### Work to complete
Make an exact copy of the records, and keep the pictures out of it.

### Source material
---+---
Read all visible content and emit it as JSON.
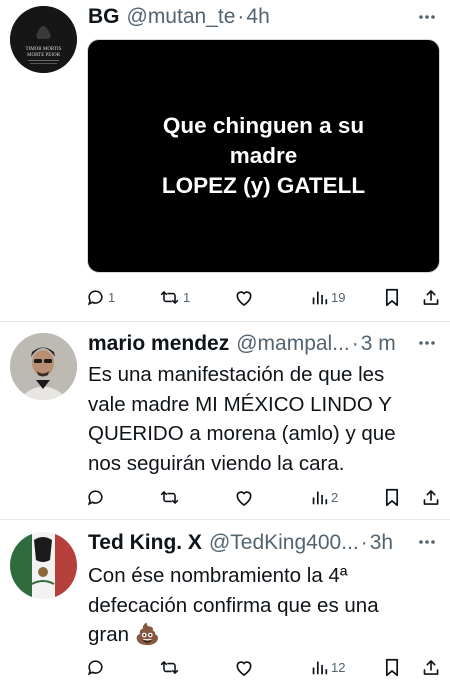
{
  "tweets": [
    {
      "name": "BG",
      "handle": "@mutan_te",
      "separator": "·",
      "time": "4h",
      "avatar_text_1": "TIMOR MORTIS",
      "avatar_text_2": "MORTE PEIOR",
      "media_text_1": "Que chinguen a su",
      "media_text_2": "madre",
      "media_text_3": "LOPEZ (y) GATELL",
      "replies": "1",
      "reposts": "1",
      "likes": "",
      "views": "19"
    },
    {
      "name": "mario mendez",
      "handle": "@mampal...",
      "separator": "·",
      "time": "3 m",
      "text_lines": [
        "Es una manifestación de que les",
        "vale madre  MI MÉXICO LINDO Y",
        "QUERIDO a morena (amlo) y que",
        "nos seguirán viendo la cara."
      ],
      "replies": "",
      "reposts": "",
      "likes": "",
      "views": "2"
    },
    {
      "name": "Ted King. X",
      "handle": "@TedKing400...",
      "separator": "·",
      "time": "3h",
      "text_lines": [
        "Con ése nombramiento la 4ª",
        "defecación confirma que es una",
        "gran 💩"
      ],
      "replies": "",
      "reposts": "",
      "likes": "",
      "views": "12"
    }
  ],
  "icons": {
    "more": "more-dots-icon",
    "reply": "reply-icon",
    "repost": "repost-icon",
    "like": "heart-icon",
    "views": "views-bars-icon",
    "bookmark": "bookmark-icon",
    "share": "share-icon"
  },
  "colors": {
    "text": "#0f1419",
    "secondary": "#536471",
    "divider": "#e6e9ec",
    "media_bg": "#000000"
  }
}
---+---
### Answer space
Read all visible content and emit it as JSON.
{
  "tweets": [
    {
      "name": "BG",
      "handle": "@mutan_te",
      "separator": "·",
      "time": "4h",
      "avatar_text_1": "TIMOR MORTIS",
      "avatar_text_2": "MORTE PEIOR",
      "media_text_1": "Que chinguen a su",
      "media_text_2": "madre",
      "media_text_3": "LOPEZ (y) GATELL",
      "replies": "1",
      "reposts": "1",
      "likes": "",
      "views": "19"
    },
    {
      "name": "mario mendez",
      "handle": "@mampal...",
      "separator": "·",
      "time": "3 m",
      "text_lines": [
        "Es una manifestación de que les",
        "vale madre  MI MÉXICO LINDO Y",
        "QUERIDO a morena (amlo) y que",
        "nos seguirán viendo la cara."
      ],
      "replies": "",
      "reposts": "",
      "likes": "",
      "views": "2"
    },
    {
      "name": "Ted King. X",
      "handle": "@TedKing400...",
      "separator": "·",
      "time": "3h",
      "text_lines": [
        "Con ése nombramiento la 4ª",
        "defecación confirma que es una",
        "gran 💩"
      ],
      "replies": "",
      "reposts": "",
      "likes": "",
      "views": "12"
    }
  ],
  "icons": {
    "more": "more-dots-icon",
    "reply": "reply-icon",
    "repost": "repost-icon",
    "like": "heart-icon",
    "views": "views-bars-icon",
    "bookmark": "bookmark-icon",
    "share": "share-icon"
  },
  "colors": {
    "text": "#0f1419",
    "secondary": "#536471",
    "divider": "#e6e9ec",
    "media_bg": "#000000"
  }
}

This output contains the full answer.